5. Is your conscience seared by any sin in your life?
Ouch! This is a tough one! Recognizing a seared conscience is one of the toughest things a person can do introspectively. A peaceful soul is a good indicator, however, a badly seared conscience may seem to be at peace. Here is another place that we need to place ourselves under the authority of the body of Christ. Accountability within the body is the best insurance against a seared conscience.
6. Do you believe God is telling you to do something that will be detrimental to your relationship with Him?
In this last point Jim sums up much of what the previous five points are getting at. God will never tell you to do something that will place your relationship with him at risk. The danger for us is in the flipside – God will ask us to do things for him. If we neglect them, if we choose not to respond – WE are placing our relationship with God at risk, and hampering our ability to hear his voice.
Herein lies the real danger.
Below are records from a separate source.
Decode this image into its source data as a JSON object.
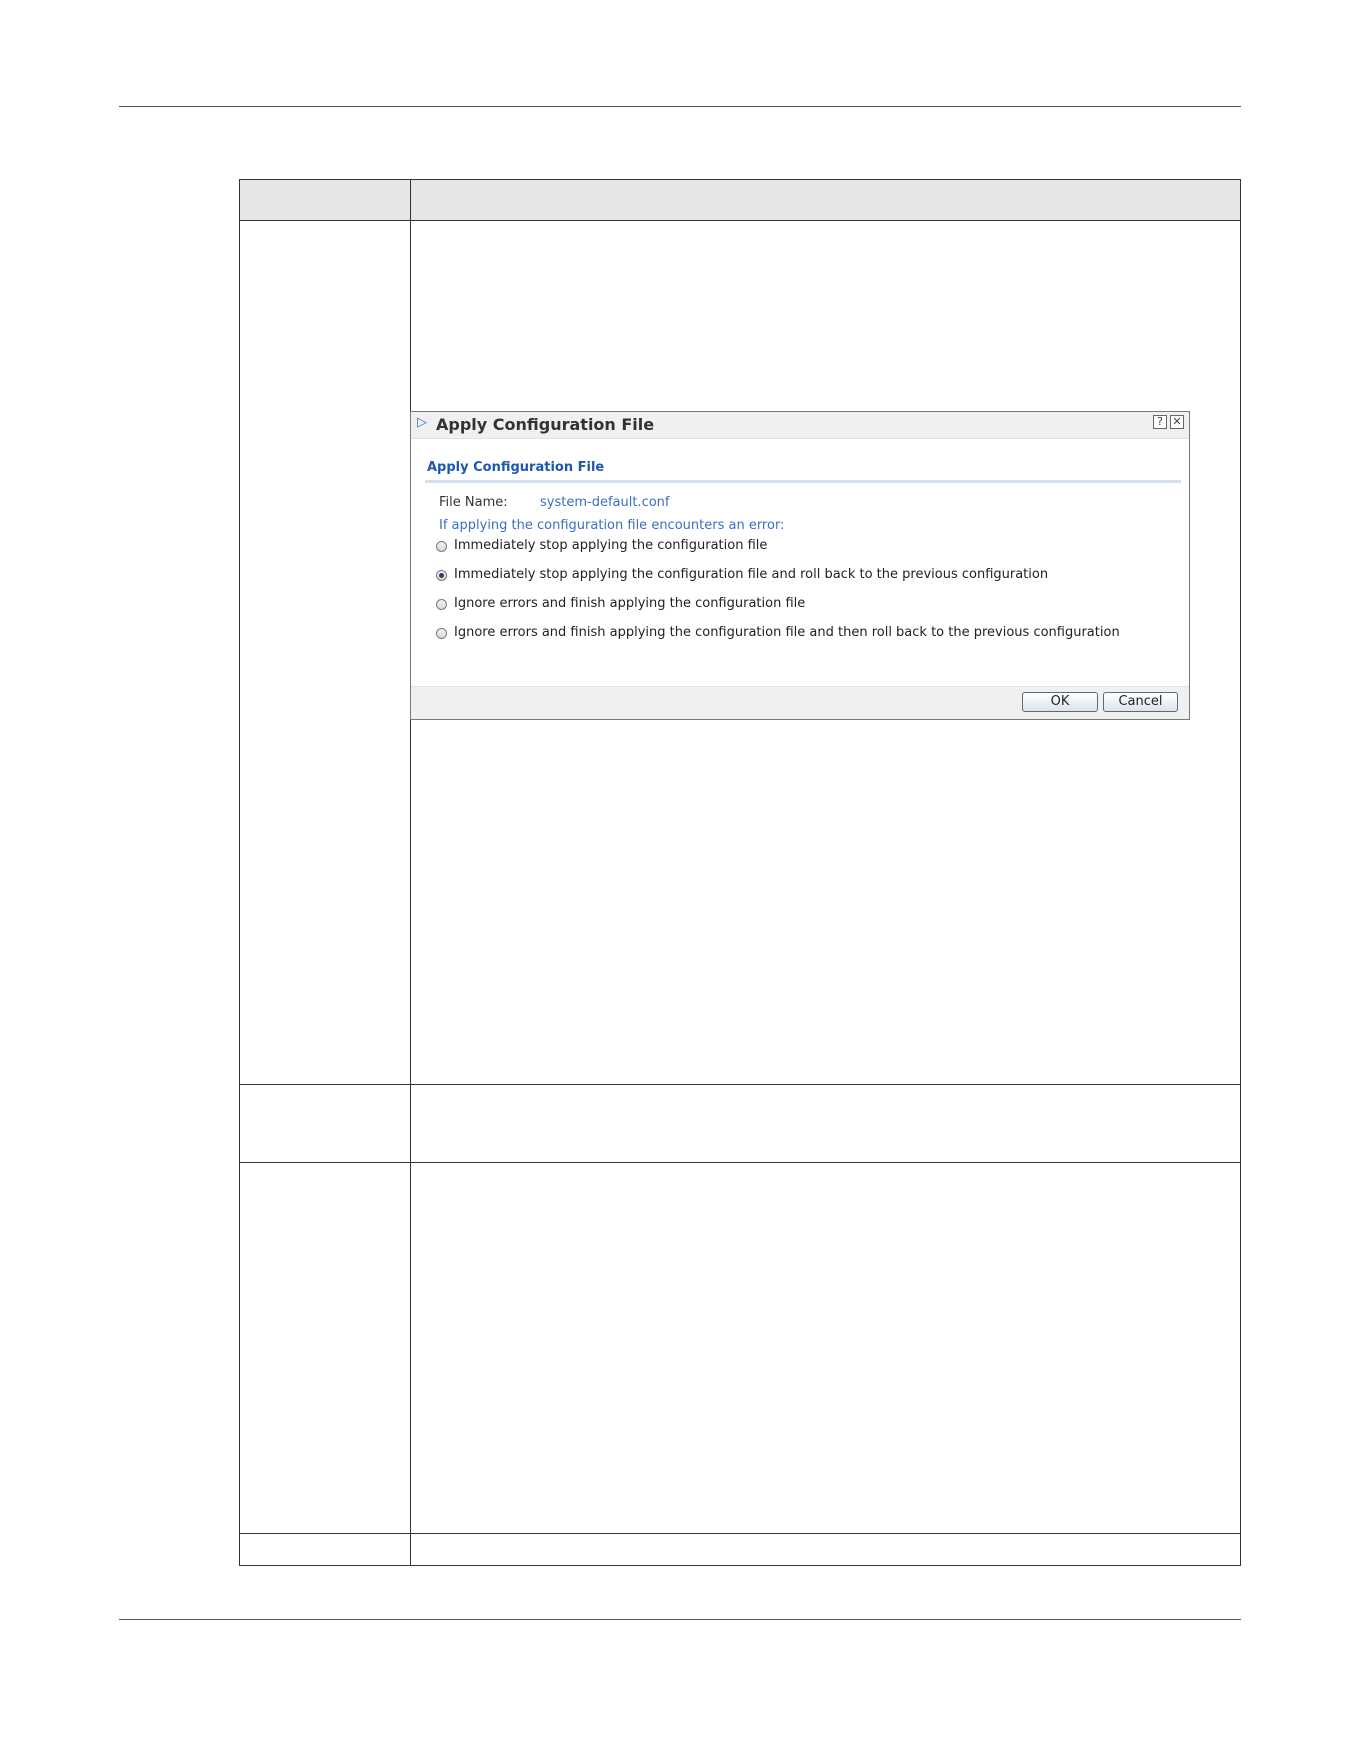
{
  "dialog": {
    "title": "Apply Configuration File",
    "help_glyph": "?",
    "close_glyph": "✕",
    "arrow_icon": "▷",
    "section_title": "Apply Configuration File",
    "file_name_label": "File Name:",
    "file_name_value": "system-default.conf",
    "error_prompt": "If applying the configuration file encounters an error:",
    "options": [
      {
        "label": "Immediately stop applying the configuration file",
        "checked": false
      },
      {
        "label": "Immediately stop applying the configuration file and roll back to the previous configuration",
        "checked": true
      },
      {
        "label": "Ignore errors and finish applying the configuration file",
        "checked": false
      },
      {
        "label": "Ignore errors and finish applying the configuration file and then roll back to the previous configuration",
        "checked": false
      }
    ],
    "ok_label": "OK",
    "cancel_label": "Cancel"
  },
  "colors": {
    "accent_blue": "#1f56b3",
    "link_blue": "#3a6fc4",
    "header_gray": "#e6e6e6"
  }
}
So many of us, called by the name of our master, have ignored his voice for so long that we cannot hear it any longer. Let me illustrate: As I write this I am sitting in Starbucks. Around me there is a cacophony of noise. The baristas are talking, the cleaning guy is working, customers are gabbing and networking, there is music playing, coffee brewing, and papers rustling. Up until the last 30 seconds I did not listen to any of it. I was absorbed in writing this little note – my brain is very effective at filtering out the background noise of life. And yet – as I listen closely – the music is about lost love and the search for meaning, at least one of the conversations is about a relationship going bad, there is a business deal (possibly worth millions) taking place inches from my table, and somewhere, amidst the clamor, is a still small voice. Wait – I think I can almost hear it…